* **Exercise description**
Where does "icon" occur in the listing? Copy every line that holds it.
━━━ Records for the task
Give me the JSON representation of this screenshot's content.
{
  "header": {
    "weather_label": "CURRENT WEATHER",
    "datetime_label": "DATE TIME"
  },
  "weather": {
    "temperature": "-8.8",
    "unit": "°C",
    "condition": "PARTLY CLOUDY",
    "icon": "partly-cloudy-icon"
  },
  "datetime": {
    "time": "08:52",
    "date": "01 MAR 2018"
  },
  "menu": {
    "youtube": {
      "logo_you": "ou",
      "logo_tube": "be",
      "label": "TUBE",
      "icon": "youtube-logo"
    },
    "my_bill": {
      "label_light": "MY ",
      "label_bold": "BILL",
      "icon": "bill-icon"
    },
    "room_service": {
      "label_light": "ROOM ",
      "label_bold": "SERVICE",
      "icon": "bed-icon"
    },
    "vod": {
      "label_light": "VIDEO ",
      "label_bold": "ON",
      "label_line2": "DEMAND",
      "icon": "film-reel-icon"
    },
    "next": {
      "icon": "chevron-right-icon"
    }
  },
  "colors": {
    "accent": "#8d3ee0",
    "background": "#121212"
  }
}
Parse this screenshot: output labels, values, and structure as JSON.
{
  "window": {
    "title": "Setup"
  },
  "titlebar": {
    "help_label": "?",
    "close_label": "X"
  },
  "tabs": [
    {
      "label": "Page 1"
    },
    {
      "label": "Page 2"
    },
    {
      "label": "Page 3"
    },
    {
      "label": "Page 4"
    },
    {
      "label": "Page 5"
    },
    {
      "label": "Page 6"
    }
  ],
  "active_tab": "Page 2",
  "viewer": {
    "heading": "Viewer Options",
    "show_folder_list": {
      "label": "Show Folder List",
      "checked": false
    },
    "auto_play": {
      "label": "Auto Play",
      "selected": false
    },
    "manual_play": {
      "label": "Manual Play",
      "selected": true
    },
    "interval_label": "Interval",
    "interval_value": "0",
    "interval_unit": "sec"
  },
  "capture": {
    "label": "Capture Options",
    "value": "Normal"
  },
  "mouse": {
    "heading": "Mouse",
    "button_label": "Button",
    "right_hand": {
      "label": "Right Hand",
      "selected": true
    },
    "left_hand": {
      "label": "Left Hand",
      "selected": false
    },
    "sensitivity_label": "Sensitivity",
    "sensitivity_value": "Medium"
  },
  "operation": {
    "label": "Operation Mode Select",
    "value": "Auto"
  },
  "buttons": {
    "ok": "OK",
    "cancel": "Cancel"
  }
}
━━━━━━
* **Solution**
    "icon": "partly-cloudy-icon"
      "icon": "youtube-logo"
      "icon": "bill-icon"
      "icon": "bed-icon"
      "icon": "film-reel-icon"
      "icon": "chevron-right-icon"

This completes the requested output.